New Zealand made sure head coach Steve Hansen and a number of veterans went out winners Friday night as they beat Wales 40-17 to claim the bronze medal at the Rugby World Cup.
With former Emperor Akihito and former Empress Michiko watching the second half at Tokyo Stadium (Ajinomoto Stadium), the All Blacks put aside last week's semifinal loss to England to run in six tries against a valiant Welsh side, coached by Warren Gatland for the final time.
"I just want to say how proud I am of this team," said Hansen. "They've come off an extremely disappointing result against England and come back out and shown real character and commitment to the jersey."
"I'd also like to commend Wales.
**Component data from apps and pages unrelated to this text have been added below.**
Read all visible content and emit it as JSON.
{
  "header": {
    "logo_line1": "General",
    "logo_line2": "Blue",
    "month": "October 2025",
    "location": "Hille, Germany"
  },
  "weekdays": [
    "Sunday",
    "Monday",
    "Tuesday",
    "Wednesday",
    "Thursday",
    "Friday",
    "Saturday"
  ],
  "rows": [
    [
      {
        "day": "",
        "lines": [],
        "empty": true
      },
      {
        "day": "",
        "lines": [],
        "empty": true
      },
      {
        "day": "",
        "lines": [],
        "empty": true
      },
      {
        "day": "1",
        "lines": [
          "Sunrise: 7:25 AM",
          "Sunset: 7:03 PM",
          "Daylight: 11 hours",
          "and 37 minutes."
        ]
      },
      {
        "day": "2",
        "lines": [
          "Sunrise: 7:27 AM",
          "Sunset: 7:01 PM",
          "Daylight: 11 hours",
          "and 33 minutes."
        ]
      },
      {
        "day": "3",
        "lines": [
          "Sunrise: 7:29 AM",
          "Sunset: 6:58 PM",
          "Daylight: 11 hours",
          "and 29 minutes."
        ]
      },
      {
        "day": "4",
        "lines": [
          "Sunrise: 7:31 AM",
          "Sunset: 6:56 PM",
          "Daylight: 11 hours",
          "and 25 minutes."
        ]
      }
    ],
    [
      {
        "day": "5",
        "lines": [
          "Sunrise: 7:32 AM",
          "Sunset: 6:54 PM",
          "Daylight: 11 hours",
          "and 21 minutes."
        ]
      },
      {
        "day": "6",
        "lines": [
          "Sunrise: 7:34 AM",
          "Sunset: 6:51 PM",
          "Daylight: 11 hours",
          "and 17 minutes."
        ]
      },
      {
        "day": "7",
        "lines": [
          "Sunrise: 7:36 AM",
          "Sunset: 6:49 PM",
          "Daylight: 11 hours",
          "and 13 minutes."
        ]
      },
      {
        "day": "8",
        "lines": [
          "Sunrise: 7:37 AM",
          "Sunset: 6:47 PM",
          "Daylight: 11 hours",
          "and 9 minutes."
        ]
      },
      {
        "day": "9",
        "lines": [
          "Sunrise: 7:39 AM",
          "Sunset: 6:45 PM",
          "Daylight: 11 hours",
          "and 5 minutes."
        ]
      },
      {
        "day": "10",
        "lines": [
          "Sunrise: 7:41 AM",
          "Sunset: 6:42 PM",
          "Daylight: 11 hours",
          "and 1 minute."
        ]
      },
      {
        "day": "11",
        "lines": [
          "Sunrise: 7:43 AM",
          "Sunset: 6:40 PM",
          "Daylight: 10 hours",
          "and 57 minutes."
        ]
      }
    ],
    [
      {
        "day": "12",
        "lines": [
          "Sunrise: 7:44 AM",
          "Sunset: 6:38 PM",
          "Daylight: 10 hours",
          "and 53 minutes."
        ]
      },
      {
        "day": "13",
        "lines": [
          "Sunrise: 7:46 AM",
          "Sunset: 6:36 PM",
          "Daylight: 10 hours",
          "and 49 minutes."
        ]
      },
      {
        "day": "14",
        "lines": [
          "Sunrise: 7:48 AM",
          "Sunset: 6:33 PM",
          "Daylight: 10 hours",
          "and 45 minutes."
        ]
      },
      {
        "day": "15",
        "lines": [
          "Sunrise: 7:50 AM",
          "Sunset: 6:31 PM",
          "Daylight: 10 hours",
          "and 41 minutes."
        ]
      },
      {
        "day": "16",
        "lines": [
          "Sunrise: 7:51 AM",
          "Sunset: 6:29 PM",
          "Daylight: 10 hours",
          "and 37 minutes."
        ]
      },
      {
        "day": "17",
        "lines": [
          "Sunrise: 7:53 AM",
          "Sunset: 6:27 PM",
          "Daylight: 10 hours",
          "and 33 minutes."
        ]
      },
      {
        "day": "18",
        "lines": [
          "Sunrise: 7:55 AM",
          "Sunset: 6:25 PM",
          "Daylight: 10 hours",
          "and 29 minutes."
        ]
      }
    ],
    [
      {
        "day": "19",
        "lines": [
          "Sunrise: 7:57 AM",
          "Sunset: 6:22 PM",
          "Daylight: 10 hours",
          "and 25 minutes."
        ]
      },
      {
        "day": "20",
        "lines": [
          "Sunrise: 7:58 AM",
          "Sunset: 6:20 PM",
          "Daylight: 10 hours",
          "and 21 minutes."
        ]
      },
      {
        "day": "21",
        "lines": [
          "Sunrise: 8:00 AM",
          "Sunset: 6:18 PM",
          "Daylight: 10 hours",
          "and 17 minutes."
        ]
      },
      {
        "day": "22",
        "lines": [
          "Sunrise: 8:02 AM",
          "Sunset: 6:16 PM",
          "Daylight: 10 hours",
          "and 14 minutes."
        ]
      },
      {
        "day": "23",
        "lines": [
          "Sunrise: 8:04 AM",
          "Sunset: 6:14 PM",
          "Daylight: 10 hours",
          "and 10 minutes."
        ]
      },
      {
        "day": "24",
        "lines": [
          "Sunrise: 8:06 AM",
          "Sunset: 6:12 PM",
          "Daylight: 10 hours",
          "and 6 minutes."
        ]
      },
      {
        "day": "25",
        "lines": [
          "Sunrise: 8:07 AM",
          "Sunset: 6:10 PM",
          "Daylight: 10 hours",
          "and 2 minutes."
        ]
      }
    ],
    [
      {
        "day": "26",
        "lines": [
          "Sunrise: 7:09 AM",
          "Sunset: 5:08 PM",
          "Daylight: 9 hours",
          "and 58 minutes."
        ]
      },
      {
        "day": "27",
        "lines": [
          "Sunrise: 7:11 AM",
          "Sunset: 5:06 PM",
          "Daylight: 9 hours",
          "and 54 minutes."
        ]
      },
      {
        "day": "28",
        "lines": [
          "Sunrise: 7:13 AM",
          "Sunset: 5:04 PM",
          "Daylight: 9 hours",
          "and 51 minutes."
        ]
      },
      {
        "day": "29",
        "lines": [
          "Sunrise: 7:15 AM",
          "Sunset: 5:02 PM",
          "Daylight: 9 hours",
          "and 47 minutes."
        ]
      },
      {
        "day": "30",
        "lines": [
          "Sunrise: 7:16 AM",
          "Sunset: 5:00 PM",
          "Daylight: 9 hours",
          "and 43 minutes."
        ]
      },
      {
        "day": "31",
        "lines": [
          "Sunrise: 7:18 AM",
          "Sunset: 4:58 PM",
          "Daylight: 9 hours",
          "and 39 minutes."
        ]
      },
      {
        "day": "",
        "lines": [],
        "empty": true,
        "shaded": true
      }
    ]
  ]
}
They came to play and it was a good game of footy."
Hansen is set to take over from Jake White at Toyota Verblitz, bringing with him All Blacks captain Kieran Read, while a number of other All Blacks will also head overseas.
(Ben Smith scores)
Among them is Ben Smith, who celebrated his 84th and final All Blacks test before joining French club Pau with a brace of tries as both sides did their best to finish their time in Japan in style.
"The support we've had over this tournament has been fantastic from our own fans and back in New Zealand but also the Japanese -- we really thank you for your support," said Read.
Following an incident-free haka, it took the All Blacks just five minutes to get on the board.
Read and man-of-the-match, who is joining Kobe Kobelco Steelers on a two-year sabbatical before returning to New Zealand, combined well to put Joe Moody over, the prop sprinting in from 25 meters out.
(Brodie Retallick of New Zealand passes the ball to Joe Moody)
Beauden Barrett, rumored to be joining Suntory Sungoliath in the near future, crossed for a second try eight minutes later following a clever switch with scrumhalf Aaron Smith.
It looked like it was going to be a long night for the injury-depleted Welsh. But they bounced back and Hallam Amos crossed the chalk following a period of sustained pressure.
A Rhys Patchell penalty in the 27th minute closed the gap to four points as Wales looked to defy the odds and beat the All Blacks for the first time in almost 66 years.
But with their veterans to the fore, it was New Zealand who finished the half stronger with wing Smith going over twice to make it 28-10 at the break.
Smith's second try proved to be the turning point.
"(At) 21-10 down just before halftime, I'd have taken that," Gatland said.
It did not take long for the All Blacks to extend the lead as Kubota Spears-bound Ryan Crotty went over two minutes into the second stanza.
Smith had a "third try" called back for a knock-on before his opposite number Josh Adams went over for Wales' second try of the evening.
It was Adams' seventh five-pointer of the tournament, the most by any player heading into Saturday's final, and the most ever by a Welshman at a World Cup.
(Josh Adams scores)
A try by New Zealand flyhalf Richie Mo'unga four minutes from time ensured the game became the highest-scoring bronze-medal match in history, surpassing the All Blacks' 40-13 win over France in 2003.
"We tried to play a bit. The score line probably didn't reflect that, but we really had nothing to lose out here today and we wanted to throw the ball about and show intentions to go out with a bang," Wales captain Alun Wyn Jones said.
Gatland said he had no complaints about the result but admitted the five-day turnaround after playing South Africa, against whom Wales lost four players through injury, meant his side had struggled with the pace of the game.
"It was probably a game too far for us," he said.
Hansen, meanwhile, had to choke back the tears when asked to comment on his 15 years with the All Blacks, during which time they won two World Cups.
"Just a privilege," he said.